DJIA Today: Dow Pushes Higher as Donald Trump Becomes President
Proctor & Gamble Co. (NYSE: PG) gave the biggest boost to the Dow after the conglomerate easily beat Wall Street expectations for its quarterly report in pre-market hours. However, General Electric Co. (NYSE: GE) slipped over 2.5% after the company matched earnings expectations but fell short of revenue forecasts.
Must Read: Best Stocks to Buy for January 2017
Crude oil prices today were pushing higher ahead of a compliance meeting among OPEC and non-OPEC producers. During a meeting this weekend, global producers will create a compliance system to verify that participants are sticking to a deal to cap excessive crude production.
The WTI crude oil price today climbed over 2%. Meanwhile, Brent crude gained 2.2%.

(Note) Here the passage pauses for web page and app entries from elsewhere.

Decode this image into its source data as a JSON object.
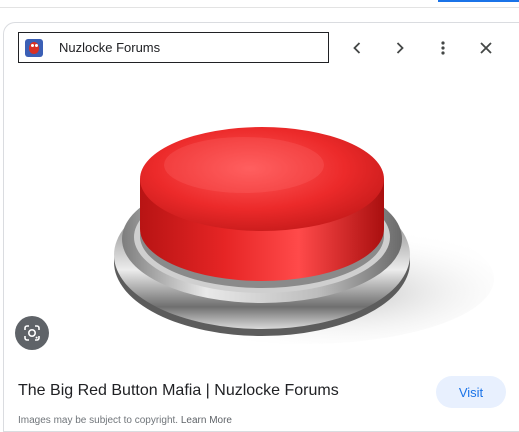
{
  "header": {
    "site_name": "Nuzlocke Forums",
    "favicon_icon": "nuzlocke-forums-favicon"
  },
  "nav": {
    "back_icon": "chevron-left-icon",
    "forward_icon": "chevron-right-icon",
    "more_icon": "more-vert-icon",
    "close_icon": "close-icon"
  },
  "image": {
    "subject": "red-push-button",
    "lens_icon": "google-lens-icon"
  },
  "result": {
    "title": "The Big Red Button Mafia | Nuzlocke Forums",
    "visit_label": "Visit",
    "copyright_text": "Images may be subject to copyright.",
    "learn_more_label": "Learn More"
  },
  "colors": {
    "accent": "#1a73e8",
    "visit_bg": "#e8f0fe",
    "button_red": "#e62525"
  }
}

While it was a good day for oil prices, natural gas prices plunged more than 4.8% on the day. The commodity price plunged after weather forecasts called for warmer temperatures.
Money Morning Global Energy Strategist Dr. Kent Moors expects both oil and natural gas prices to continue rising by at least 20% in 2017. With energy prices set to climb, investors should take advantage of our three best energy stocks to buy in 2017. Check them out, right here.
But of course, the biggest story today was the inauguration of President Trump.
The latest big name to offer positive sentiment is Warren Buffett. The chairman and CEO of Berkshire Hathaway Inc. (NYSE: BRK.A; BRK.B), said he thinks the United States will "work fine" under President Donald Trump. So, what does Buffett expect for the economy and the stock market in the years ahead?
Stock Market News and Top Stocks to Watch Today: Jan. 20, 2017
- In deal news, one of the top acquisitions in the health sector is under fire. Shares of Rite Aid Corp. (NYSE: RAD) fell nearly 14% after the Federal Trade Commission said it is unhappy with Walgreens Boots Alliance Inc.'s (Nasdaq: WBA) divestiture plans to secure RAD in a deal. Walgreens stock fell more than 2%, and the announcement will force the company back to the drawing board to find a solution and comply with the agency's demand.
- While everyone is talking Trump, Europe's financial sector continues to teeter on the brink in the wake of the Brexit vote. Today, global investment banks Morgan Stanley (NYSE: MS) and Citigroup Inc. (NYSE: C) said they have identified the steps they need to take to relocate out of Britain following the nation's decision to depart the European Union. According to Reuters, Citigroup is eyeing Dublin as a possible relocation bid for 100 key jobs, while Morgan Stanley faces uncertainty over 1,000 positions and relocation.
Monday's U.S. Economic Calendar (all times EST)
- Four-Week Bill Announcement at 11:00 AM ET
- Three-Month Bill Auction at 11:30 AM ET
- Six-Month Bill Auction at 11:30 AM ET
Must Read – This Great Depression-era "Secret" Helped Transform Two Teachers into Millionaires: Donna and Dave R. were both teachers in Boston. But today they're retired millionaires who are also earning $10,000 a month in income. Their secret? Much of their wealth is due to a Great Depression-era "program" most have no idea exists. Full Story